While lots of schools across the Treasure Valley have been working toward a community school model, the formal strategy is new to Idaho, said Carpenter. The strategy uses existing public schools as “hubs” to enlist different kinds of groups in the community to support school programs and opportunities for students and their families. Some of those supports include financial literacy, health and dental services and hands-on opportunities to explore various career options in school and after school.
The reason the community school idea is gaining traction, said Carpenter, is that “schools are not able to address all the needs of kids and their families on their own.” At the same time, there are community groups able and willing to provide services.

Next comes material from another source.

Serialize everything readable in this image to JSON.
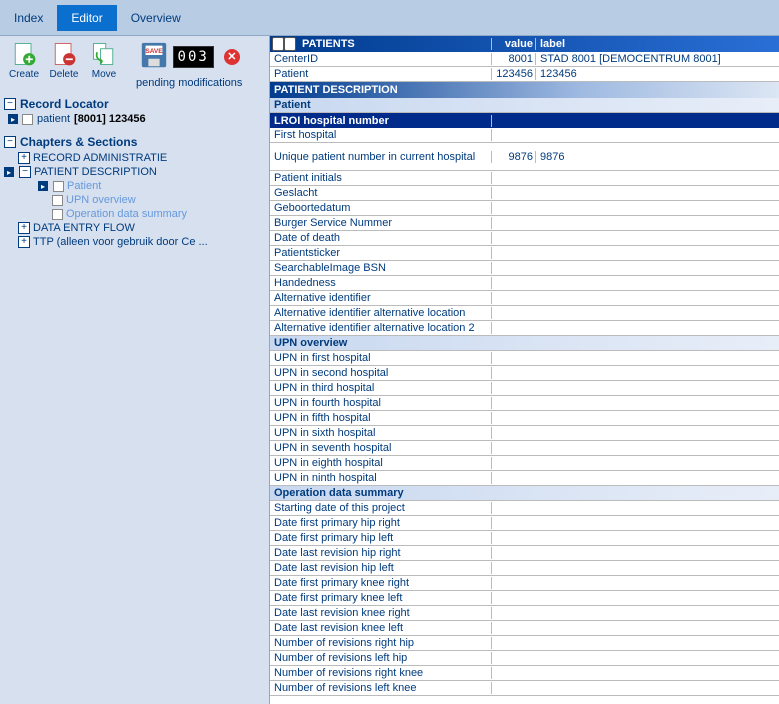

The Caldwell School District is among the most economically challenged in the area.
Sacajawea Elementary is the perfect test case for the strategy, said Carpenter. While the school’s neighborhood is rich with cultural diversity and “folks who care deeply,” said Carpenter, “it’s geographically, literally cut off from access to groceries and other resources by the Interstate. Bringing resources, like health services, to the school makes sense.”
The Caldwell community has had a similar strategy, the “cradle to career education initiative,” also known as P-16, in place since 2010 (P stands for preschool, 16 stands for grades 1-12 plus four years of college). The community’s willingness to try new ideas like P-16 is one of the reasons it was chosen to participate, said Carpenter. She praised the leadership of Nancolas for welcoming progressive programs in Caldwell.
Not only is Caldwell one of six communities chosen for the program in May, it is also one of the smallest, said Carpenter.
“This really is great for Caldwell and for the community,” she said.